Monday, December 17, 2007
Blue Beetle #25
Just because I'm too angry to blog about the government right now -- seriously, they would come and get me if I actually typed what I'm feeling -- doesn't mean I'm not writing non-screenplay material. Second Year arc of Blue Beetle closes out with issue #25. Here's the solicit cover for #25, out in March. I'm posting it just because I think Rafael hit this one with the fat of the bat. This year ends with a three-parter which wraps up Beetle's origin mystery -- and a couple mysteries in the Beetle legacy that are something like thirty years old, now that I think about it. That's a full two years spent on Jaime's origin, and as opposed to the "Hey, you've got powers now!" bang-off intro most characters get. Some people found this a little off-speed. Giff originally envisaged taking this much time, and I think it makes a difference. Our guy has a (small but) devoted following, and is an actual character who reads in an identifiable, consistent manner when he pops up in other titles. I'm just happy DC gave us the time to do it this way.
For those of you still pissy over Ted's death -- actually if you're reading the book, you've long since forgiven all. But let's just say that line up on the cover ain't a coincidence.
And for those of you who are still concern-trolling over Jaime being Hispanic, and hey you're not a racist but that might alienate other readers ... bite me. Seriously. It's the 21st Century. Get over it, go in the basement and rend your garments over Sodom Yat references and leave those of us who want to have a little fun alone.

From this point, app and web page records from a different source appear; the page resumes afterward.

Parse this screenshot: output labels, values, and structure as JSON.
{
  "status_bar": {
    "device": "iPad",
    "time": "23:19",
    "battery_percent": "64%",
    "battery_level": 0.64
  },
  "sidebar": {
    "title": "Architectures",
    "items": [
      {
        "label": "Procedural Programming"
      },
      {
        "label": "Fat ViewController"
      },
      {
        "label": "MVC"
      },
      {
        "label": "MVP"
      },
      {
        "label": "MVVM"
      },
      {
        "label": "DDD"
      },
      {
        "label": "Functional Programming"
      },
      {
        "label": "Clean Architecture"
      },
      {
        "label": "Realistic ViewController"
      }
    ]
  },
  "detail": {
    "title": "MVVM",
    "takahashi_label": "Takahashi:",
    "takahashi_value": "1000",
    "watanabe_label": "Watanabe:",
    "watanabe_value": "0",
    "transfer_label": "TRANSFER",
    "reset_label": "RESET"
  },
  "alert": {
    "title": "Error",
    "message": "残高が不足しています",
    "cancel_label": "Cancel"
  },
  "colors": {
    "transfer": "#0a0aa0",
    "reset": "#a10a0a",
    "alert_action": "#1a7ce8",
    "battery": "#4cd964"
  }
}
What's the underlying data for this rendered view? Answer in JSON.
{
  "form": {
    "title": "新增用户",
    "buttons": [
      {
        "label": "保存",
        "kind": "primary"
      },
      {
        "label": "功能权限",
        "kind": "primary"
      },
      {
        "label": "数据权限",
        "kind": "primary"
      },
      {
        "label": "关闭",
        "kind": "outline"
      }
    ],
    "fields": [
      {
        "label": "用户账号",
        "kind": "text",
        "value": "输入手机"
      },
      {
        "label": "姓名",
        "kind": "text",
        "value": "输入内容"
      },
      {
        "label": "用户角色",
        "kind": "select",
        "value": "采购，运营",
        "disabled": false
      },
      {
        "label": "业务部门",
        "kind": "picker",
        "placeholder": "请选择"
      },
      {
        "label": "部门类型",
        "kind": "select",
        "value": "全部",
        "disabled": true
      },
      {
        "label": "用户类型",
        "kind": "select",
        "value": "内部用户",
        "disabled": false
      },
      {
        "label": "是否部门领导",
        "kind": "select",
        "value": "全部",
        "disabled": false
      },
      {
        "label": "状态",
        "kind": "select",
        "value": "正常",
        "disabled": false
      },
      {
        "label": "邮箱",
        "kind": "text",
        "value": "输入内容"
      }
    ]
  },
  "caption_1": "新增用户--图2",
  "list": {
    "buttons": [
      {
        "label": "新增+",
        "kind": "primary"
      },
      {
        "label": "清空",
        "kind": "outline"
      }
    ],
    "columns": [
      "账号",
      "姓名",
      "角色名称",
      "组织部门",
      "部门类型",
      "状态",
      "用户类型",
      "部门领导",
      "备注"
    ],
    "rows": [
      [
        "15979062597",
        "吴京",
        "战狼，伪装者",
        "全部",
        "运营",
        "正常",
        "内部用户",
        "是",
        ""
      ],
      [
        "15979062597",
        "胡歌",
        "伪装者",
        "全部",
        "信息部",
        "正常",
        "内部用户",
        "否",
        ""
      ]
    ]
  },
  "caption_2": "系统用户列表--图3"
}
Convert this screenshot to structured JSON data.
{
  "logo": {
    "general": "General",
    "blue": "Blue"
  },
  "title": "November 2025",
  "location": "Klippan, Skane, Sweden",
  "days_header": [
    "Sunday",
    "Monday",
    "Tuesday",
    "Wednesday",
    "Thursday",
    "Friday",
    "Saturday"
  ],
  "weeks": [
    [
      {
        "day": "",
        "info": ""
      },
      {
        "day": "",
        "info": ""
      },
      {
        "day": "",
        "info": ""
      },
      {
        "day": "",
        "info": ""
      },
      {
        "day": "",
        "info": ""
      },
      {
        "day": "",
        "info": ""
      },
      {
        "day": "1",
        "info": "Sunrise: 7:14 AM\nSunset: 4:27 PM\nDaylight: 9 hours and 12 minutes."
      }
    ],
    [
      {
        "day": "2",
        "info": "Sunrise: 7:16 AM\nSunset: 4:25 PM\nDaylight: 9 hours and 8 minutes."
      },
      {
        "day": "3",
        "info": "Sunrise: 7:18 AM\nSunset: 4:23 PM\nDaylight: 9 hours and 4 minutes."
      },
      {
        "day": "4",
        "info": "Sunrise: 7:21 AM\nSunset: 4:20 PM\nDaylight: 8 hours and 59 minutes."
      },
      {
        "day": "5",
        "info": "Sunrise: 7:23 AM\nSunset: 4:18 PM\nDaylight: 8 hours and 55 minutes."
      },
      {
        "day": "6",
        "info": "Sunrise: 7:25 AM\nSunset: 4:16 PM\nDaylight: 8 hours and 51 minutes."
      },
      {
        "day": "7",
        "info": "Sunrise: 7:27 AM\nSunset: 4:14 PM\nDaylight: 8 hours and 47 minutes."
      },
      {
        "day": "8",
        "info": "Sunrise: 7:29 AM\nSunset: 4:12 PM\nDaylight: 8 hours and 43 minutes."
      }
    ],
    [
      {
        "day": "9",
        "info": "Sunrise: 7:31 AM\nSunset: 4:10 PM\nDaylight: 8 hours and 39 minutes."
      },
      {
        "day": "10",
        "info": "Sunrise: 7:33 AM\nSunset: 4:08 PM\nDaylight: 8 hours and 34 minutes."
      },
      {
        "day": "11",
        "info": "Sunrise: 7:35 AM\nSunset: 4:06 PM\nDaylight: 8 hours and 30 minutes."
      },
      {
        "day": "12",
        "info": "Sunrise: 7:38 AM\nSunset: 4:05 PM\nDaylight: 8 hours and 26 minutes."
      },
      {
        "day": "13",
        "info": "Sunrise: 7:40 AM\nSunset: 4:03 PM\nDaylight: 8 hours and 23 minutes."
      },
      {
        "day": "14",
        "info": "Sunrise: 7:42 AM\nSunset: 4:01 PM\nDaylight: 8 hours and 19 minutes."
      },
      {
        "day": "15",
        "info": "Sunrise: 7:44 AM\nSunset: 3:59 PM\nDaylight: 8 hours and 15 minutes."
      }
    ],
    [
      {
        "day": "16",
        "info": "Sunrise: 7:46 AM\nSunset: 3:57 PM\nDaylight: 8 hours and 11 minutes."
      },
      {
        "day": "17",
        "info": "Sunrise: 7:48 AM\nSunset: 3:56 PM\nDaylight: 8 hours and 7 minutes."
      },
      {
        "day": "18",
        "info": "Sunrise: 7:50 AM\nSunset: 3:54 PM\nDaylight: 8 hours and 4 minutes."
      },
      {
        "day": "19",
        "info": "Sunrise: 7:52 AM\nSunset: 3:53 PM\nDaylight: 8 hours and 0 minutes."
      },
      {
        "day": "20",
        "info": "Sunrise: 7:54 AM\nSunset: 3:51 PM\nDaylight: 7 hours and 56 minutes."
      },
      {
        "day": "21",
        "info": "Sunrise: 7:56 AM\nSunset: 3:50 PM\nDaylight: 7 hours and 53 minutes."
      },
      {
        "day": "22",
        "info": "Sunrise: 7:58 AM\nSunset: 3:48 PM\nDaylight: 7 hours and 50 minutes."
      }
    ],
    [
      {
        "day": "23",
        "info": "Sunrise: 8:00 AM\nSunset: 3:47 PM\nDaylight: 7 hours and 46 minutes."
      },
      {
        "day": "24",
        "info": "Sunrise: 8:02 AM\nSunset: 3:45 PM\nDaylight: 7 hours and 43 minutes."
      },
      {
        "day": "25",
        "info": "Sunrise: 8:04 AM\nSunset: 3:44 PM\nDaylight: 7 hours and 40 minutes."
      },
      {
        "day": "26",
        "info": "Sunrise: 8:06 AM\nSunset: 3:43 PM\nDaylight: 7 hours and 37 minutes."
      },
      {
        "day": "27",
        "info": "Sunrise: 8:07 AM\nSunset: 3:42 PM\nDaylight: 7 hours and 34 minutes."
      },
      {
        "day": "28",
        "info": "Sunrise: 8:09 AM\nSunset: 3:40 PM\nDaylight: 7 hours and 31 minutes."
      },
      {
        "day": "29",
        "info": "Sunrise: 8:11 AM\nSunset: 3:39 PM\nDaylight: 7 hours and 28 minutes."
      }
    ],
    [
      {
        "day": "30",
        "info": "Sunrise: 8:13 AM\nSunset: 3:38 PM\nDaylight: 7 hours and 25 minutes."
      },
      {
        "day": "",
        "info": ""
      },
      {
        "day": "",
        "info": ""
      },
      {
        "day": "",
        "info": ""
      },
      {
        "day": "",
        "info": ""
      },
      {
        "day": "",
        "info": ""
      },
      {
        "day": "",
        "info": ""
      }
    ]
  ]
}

For the other twelve of you who read the book or care about comics -- Year Three stories will be in a slightly different format. It's been interesting, learning how to write comics while an actual readership watches and comments. Year One was "Who is the Jaime Reyes", where we spent an entire year hashing out his supporting cast, mainly hanging about in El Paso. Trying to make him a full character with a life. Family, friends, actual life goals that don't involve cape stuff, just a teenager with an otherwise full life who happens to have a homicidal bug suit welded to his spine. Year Two -- really starting with #11 -- was "How Does Jaime Fit into the DCU?", where we integrated Jaime -- and his family, of course --
-- into the general superheroing business. In Year One, Keith did all the plotting and pacing, while I learned to script and work with the artists. In Year Two we went from the long intro to a series of one-and-dones. This was to both capitalize on the new folks coming to the book after we started getting shiny reviews, but also just so I could learn how to write one-offs. They're tricky as hell, but they really force you to boil down the essence of the character and conflict. A bit like writing wind-sprints. Year Three will be one long story but broken up into three or four distinct adventure arcs of three-four issues each. This is the more traditional storytelling pacing right now, and it'll be interesting to try that structure.
Every writing you do, in whatever format, informs all your other writing. Somewhere along the line I'll wind up using some trick I picked up scripting comics while writing a TV show or movie. Never assume any medium or even genre has more or less intrinsic worth than any other, when it comes to adding wrenches to the toolbox.